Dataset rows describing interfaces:
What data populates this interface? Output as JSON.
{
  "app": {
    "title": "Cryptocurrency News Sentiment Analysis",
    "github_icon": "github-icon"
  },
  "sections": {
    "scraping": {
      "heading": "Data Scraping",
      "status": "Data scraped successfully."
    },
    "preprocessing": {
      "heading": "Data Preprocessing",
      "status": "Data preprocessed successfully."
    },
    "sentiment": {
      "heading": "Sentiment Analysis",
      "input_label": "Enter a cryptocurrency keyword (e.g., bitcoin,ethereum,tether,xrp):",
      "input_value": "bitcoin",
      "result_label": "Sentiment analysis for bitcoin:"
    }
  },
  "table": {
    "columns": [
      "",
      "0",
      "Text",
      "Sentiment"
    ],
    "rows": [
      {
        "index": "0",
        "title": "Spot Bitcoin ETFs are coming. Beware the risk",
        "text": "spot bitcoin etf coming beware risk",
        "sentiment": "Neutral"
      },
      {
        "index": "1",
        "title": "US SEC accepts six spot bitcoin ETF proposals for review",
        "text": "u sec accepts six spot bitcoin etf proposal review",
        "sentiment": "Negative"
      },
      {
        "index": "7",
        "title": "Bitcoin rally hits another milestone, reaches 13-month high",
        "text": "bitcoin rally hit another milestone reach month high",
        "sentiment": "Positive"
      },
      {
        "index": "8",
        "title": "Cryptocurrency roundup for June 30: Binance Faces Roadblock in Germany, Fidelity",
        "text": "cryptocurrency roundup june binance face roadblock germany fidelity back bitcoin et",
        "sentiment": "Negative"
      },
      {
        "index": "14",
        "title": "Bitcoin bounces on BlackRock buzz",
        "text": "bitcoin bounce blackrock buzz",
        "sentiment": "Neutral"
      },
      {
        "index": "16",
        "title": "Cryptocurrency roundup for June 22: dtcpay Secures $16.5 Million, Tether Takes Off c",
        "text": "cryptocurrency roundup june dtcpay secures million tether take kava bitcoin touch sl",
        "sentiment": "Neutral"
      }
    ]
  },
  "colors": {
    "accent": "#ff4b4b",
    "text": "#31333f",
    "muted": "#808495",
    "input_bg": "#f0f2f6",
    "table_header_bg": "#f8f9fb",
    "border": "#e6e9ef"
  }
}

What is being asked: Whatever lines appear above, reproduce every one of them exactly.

Expected answer:
What data populates this interface? Output as JSON.
{
  "app": {
    "title": "Cryptocurrency News Sentiment Analysis",
    "github_icon": "github-icon"
  },
  "sections": {
    "scraping": {
      "heading": "Data Scraping",
      "status": "Data scraped successfully."
    },
    "preprocessing": {
      "heading": "Data Preprocessing",
      "status": "Data preprocessed successfully."
    },
    "sentiment": {
      "heading": "Sentiment Analysis",
      "input_label": "Enter a cryptocurrency keyword (e.g., bitcoin,ethereum,tether,xrp):",
      "input_value": "bitcoin",
      "result_label": "Sentiment analysis for bitcoin:"
    }
  },
  "table": {
    "columns": [
      "",
      "0",
      "Text",
      "Sentiment"
    ],
    "rows": [
      {
        "index": "0",
        "title": "Spot Bitcoin ETFs are coming. Beware the risk",
        "text": "spot bitcoin etf coming beware risk",
        "sentiment": "Neutral"
      },
      {
        "index": "1",
        "title": "US SEC accepts six spot bitcoin ETF proposals for review",
        "text": "u sec accepts six spot bitcoin etf proposal review",
        "sentiment": "Negative"
      },
      {
        "index": "7",
        "title": "Bitcoin rally hits another milestone, reaches 13-month high",
        "text": "bitcoin rally hit another milestone reach month high",
        "sentiment": "Positive"
      },
      {
        "index": "8",
        "title": "Cryptocurrency roundup for June 30: Binance Faces Roadblock in Germany, Fidelity",
        "text": "cryptocurrency roundup june binance face roadblock germany fidelity back bitcoin et",
        "sentiment": "Negative"
      },
      {
        "index": "14",
        "title": "Bitcoin bounces on BlackRock buzz",
        "text": "bitcoin bounce blackrock buzz",
        "sentiment": "Neutral"
      },
      {
        "index": "16",
        "title": "Cryptocurrency roundup for June 22: dtcpay Secures $16.5 Million, Tether Takes Off c",
        "text": "cryptocurrency roundup june dtcpay secures million tether take kava bitcoin touch sl",
        "sentiment": "Neutral"
      }
    ]
  },
  "colors": {
    "accent": "#ff4b4b",
    "text": "#31333f",
    "muted": "#808495",
    "input_bg": "#f0f2f6",
    "table_header_bg": "#f8f9fb",
    "border": "#e6e9ef"
  }
}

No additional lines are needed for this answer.